Interface dataset entries
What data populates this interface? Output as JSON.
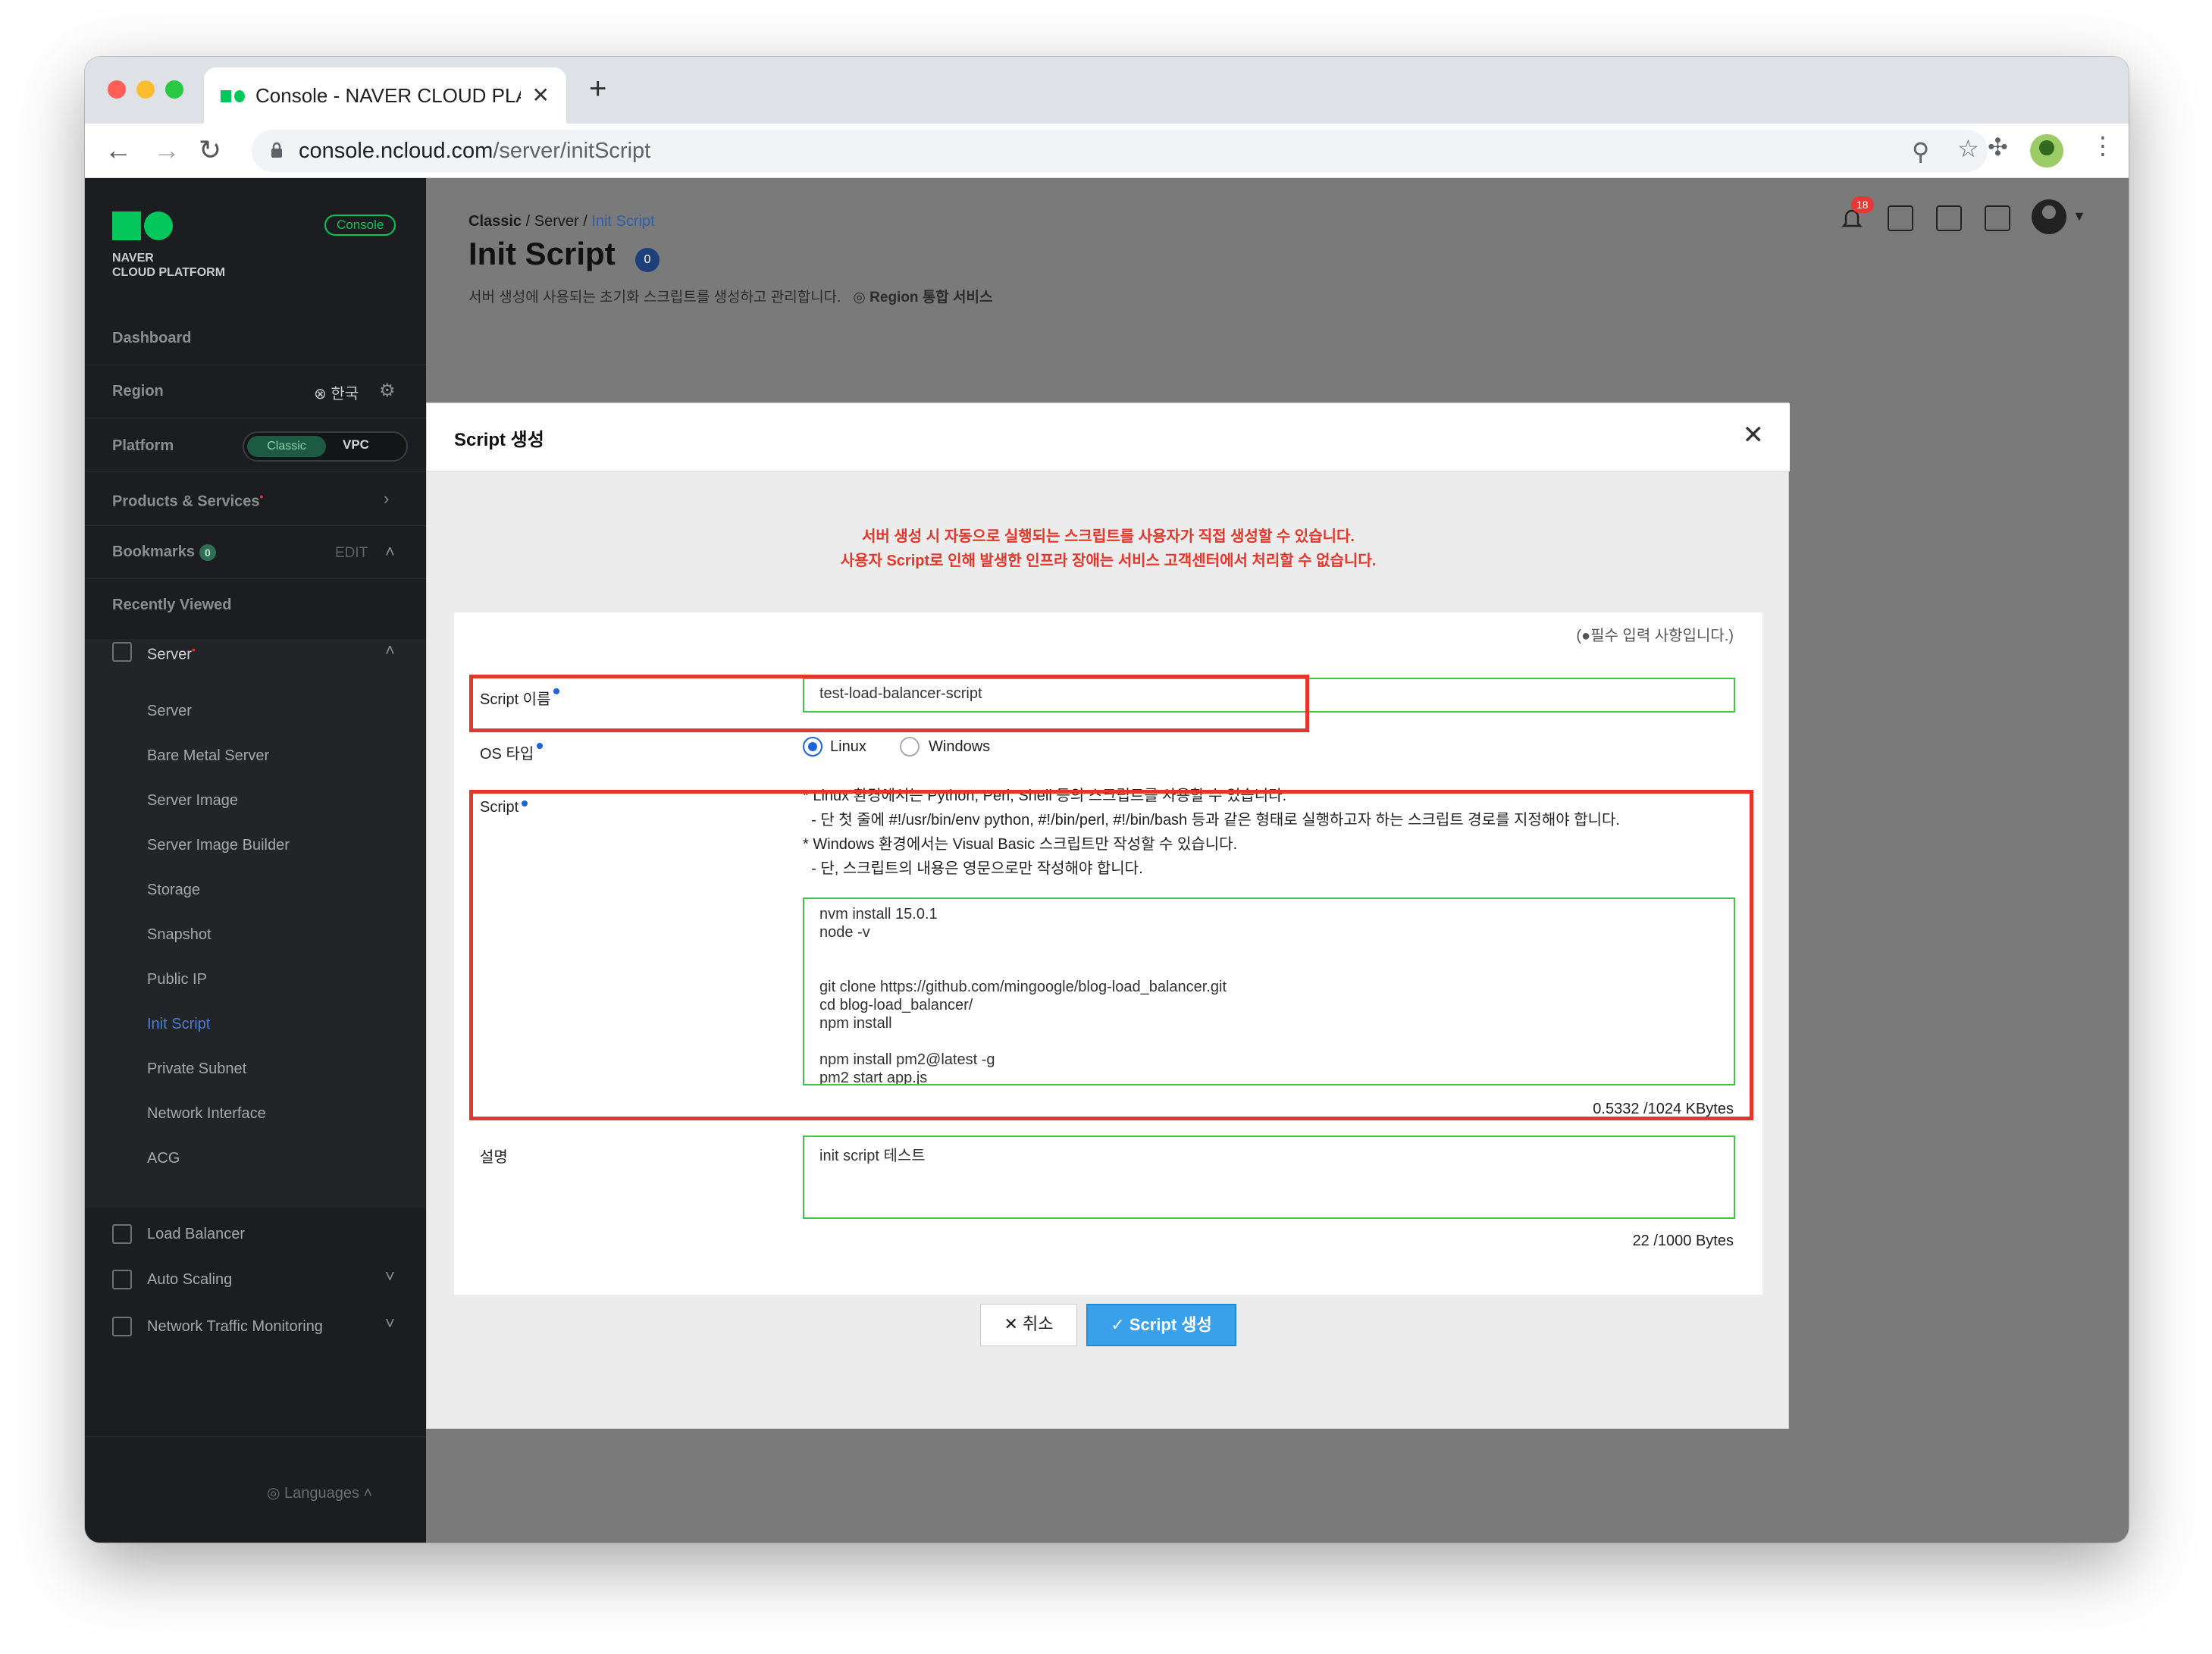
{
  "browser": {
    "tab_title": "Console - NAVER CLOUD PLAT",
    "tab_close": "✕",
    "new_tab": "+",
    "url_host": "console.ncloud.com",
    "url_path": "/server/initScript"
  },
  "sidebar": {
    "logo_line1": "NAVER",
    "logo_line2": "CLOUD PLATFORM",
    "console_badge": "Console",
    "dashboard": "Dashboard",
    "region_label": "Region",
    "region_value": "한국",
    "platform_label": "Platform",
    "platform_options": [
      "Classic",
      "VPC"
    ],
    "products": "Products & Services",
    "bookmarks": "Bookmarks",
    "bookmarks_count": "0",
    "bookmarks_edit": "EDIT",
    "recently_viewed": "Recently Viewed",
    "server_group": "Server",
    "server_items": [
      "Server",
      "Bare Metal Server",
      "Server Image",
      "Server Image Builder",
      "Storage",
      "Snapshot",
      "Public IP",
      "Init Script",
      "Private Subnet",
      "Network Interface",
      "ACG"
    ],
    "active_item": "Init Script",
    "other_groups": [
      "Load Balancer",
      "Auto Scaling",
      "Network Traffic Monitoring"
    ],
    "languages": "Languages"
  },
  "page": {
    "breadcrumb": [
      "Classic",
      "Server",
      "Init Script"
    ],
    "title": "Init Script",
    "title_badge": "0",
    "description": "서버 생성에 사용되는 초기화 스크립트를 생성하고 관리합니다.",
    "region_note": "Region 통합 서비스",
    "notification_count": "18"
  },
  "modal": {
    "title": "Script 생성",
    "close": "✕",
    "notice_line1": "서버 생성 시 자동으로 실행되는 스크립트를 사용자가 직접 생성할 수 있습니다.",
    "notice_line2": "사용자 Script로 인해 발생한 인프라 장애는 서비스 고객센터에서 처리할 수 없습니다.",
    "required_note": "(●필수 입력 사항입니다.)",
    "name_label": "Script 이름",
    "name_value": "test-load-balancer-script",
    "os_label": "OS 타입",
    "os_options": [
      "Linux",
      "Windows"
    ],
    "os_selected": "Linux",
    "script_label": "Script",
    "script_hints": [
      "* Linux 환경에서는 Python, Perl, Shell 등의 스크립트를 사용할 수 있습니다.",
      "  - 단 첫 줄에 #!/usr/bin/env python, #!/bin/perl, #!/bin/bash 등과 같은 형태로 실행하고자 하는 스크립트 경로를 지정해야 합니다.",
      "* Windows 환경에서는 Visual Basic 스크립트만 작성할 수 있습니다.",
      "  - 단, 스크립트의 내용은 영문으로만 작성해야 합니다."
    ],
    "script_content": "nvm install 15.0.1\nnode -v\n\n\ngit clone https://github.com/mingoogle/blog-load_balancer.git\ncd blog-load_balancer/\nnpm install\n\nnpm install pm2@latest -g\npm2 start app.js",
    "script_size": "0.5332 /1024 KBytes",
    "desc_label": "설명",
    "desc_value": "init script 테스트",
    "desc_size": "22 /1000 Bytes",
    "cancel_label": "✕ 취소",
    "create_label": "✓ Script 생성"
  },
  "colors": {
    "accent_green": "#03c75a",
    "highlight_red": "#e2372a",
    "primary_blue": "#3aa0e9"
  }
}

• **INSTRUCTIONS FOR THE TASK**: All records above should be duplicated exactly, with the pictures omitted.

• **SOLUTION FOR THIS EXERCISE**:
What data populates this interface? Output as JSON.
{
  "browser": {
    "tab_title": "Console - NAVER CLOUD PLAT",
    "tab_close": "✕",
    "new_tab": "+",
    "url_host": "console.ncloud.com",
    "url_path": "/server/initScript"
  },
  "sidebar": {
    "logo_line1": "NAVER",
    "logo_line2": "CLOUD PLATFORM",
    "console_badge": "Console",
    "dashboard": "Dashboard",
    "region_label": "Region",
    "region_value": "한국",
    "platform_label": "Platform",
    "platform_options": [
      "Classic",
      "VPC"
    ],
    "products": "Products & Services",
    "bookmarks": "Bookmarks",
    "bookmarks_count": "0",
    "bookmarks_edit": "EDIT",
    "recently_viewed": "Recently Viewed",
    "server_group": "Server",
    "server_items": [
      "Server",
      "Bare Metal Server",
      "Server Image",
      "Server Image Builder",
      "Storage",
      "Snapshot",
      "Public IP",
      "Init Script",
      "Private Subnet",
      "Network Interface",
      "ACG"
    ],
    "active_item": "Init Script",
    "other_groups": [
      "Load Balancer",
      "Auto Scaling",
      "Network Traffic Monitoring"
    ],
    "languages": "Languages"
  },
  "page": {
    "breadcrumb": [
      "Classic",
      "Server",
      "Init Script"
    ],
    "title": "Init Script",
    "title_badge": "0",
    "description": "서버 생성에 사용되는 초기화 스크립트를 생성하고 관리합니다.",
    "region_note": "Region 통합 서비스",
    "notification_count": "18"
  },
  "modal": {
    "title": "Script 생성",
    "close": "✕",
    "notice_line1": "서버 생성 시 자동으로 실행되는 스크립트를 사용자가 직접 생성할 수 있습니다.",
    "notice_line2": "사용자 Script로 인해 발생한 인프라 장애는 서비스 고객센터에서 처리할 수 없습니다.",
    "required_note": "(●필수 입력 사항입니다.)",
    "name_label": "Script 이름",
    "name_value": "test-load-balancer-script",
    "os_label": "OS 타입",
    "os_options": [
      "Linux",
      "Windows"
    ],
    "os_selected": "Linux",
    "script_label": "Script",
    "script_hints": [
      "* Linux 환경에서는 Python, Perl, Shell 등의 스크립트를 사용할 수 있습니다.",
      "  - 단 첫 줄에 #!/usr/bin/env python, #!/bin/perl, #!/bin/bash 등과 같은 형태로 실행하고자 하는 스크립트 경로를 지정해야 합니다.",
      "* Windows 환경에서는 Visual Basic 스크립트만 작성할 수 있습니다.",
      "  - 단, 스크립트의 내용은 영문으로만 작성해야 합니다."
    ],
    "script_content": "nvm install 15.0.1\nnode -v\n\n\ngit clone https://github.com/mingoogle/blog-load_balancer.git\ncd blog-load_balancer/\nnpm install\n\nnpm install pm2@latest -g\npm2 start app.js",
    "script_size": "0.5332 /1024 KBytes",
    "desc_label": "설명",
    "desc_value": "init script 테스트",
    "desc_size": "22 /1000 Bytes",
    "cancel_label": "✕ 취소",
    "create_label": "✓ Script 생성"
  },
  "colors": {
    "accent_green": "#03c75a",
    "highlight_red": "#e2372a",
    "primary_blue": "#3aa0e9"
  }
}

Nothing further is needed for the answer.